For Lawrence, Deledda's depiction of frustrated instinct, which for him meant exclusively sexual instinct, was the main feature of her work. Her fiction frequently dramatises a clash between passion and a moral code, but he paid little heed to the other element in the dialectic, that visceral Catholicism which, in a primitive, peasant culture, assumed such a pre- rational, wholly internalised force as to be itself virtually synonymous with instinct. The conflict inside the mind of Elias Portolu, who falls in love with his brother's wife, is not triggered by the dread of social disgrace, nor even by fear of the vengeance of the jealous husband who is also his brother, but by the certainty of losing either the woman he loves or a soul he knows is immortal.
At the beginning of the novel, Elias has just been released from prison. As imprisonment was almost a rite of passage for the poor of Sardinia, Deledda does not bother to establish whether the conviction was justified or not. Imprisonment was a hazard of life, like storms or famine, and there were well-established folk customs to welcome back the returning detainee. The only problem is that his time in confinement has left him pale and frail, therefore almost woman-like.
An interest in Deledda has been revived, in recent years, by feminist critics, anxious to reconstruct the world-view of a female writer who had to struggle against odds to have her voice heard; and one of the more intriguing aspects of this novel is her obsession with the quintessentially Mediterranean notion of what constitutes maleness. The imagery in the peasants' conversations with Elias is drawn from nature, but it encourages him to be an 'eagle not a thrush', to live up to the demands made of men, to drink heavily and conceal his feelings.
For Elias, being a man means recognising weakness, acknowledging his place as less than the angels rather than as more than the animals. While on a pilgrimage to a mountain shrine, he meets and falls in love with Maddalena, his brother's fiancee. But he is prevented from declaring his feelings, which he knows are returned, by a mixture of family loyalty and unmanly indecision. Advice is offered by some of the more oracular beings who hover on the fringes of the society, the semi-pagan Father of the Woods and the sensuous but right-thinking chaplain to the shrine. The two disagree about the value of his scheme to resist temptation by becoming a priest.
Heaven and hell are as much integral constituents of the cosmos inhabited by the Sardinian peasant as the sheep on whom they depend for survival, as the mountains or woods, or indeed as sexual drives.
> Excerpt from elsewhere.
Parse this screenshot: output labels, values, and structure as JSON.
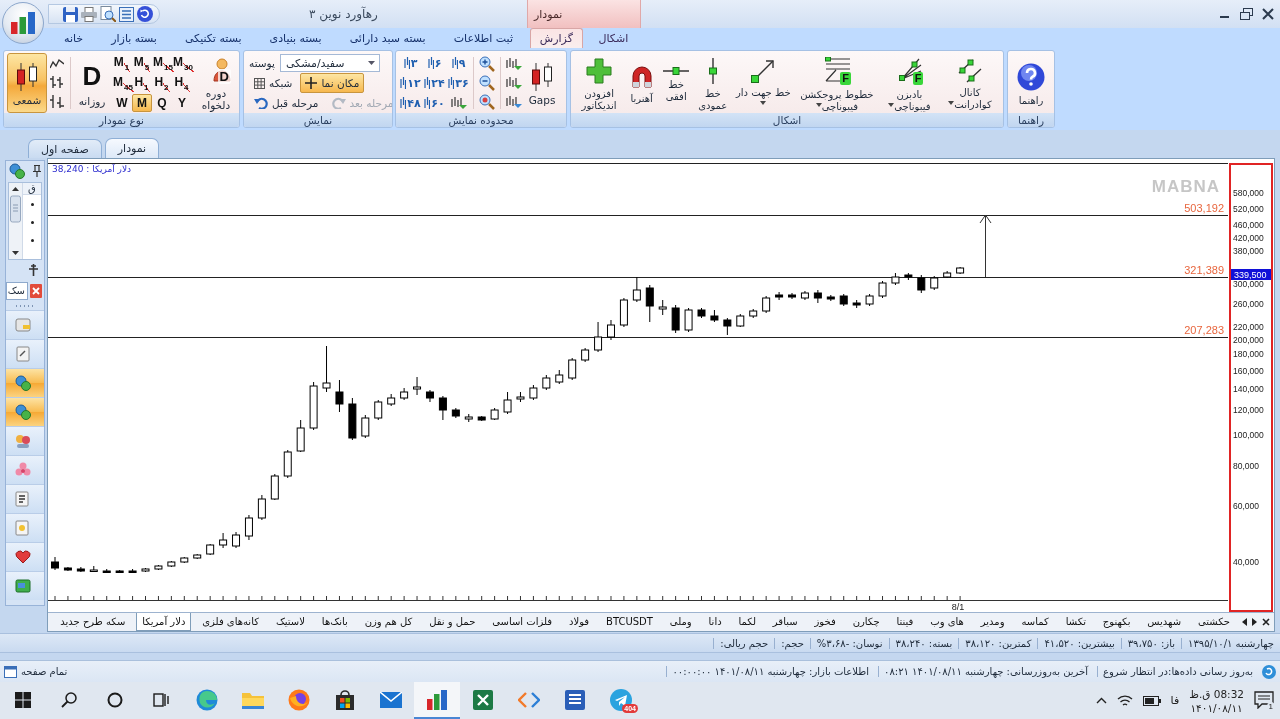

A pitiless Old Testament God still holds sway, and though the world is also permeated by lingering elements of ancient paganism, this is in essence a Christian tragedy of sin and punishment, of the consequences of unleashing the brute forces of lust and desire.
The priesthood cannot protect him against the sting of the flesh, but Deledda's sympathies seem to lie with the moral status quo and not with the liberation of instinct. The novel has the harsh simplicity and grandeur of epic, and Maddalena the helplessness of Hecuba in captivity; but inside Deledda's perspective the conflicts established are irreconcilable, making the ending of the novel its least satisfactory element. The tensions can be resolved only by disregarding the women's interests and focusing exclusively on Elias's quest for inner peace. The wretchedness or premature deaths of the others serve to test his resolve. It may represent the victory of grace, but is a peace bought at an excessive price for other innocent men, women and especially children.Reuse content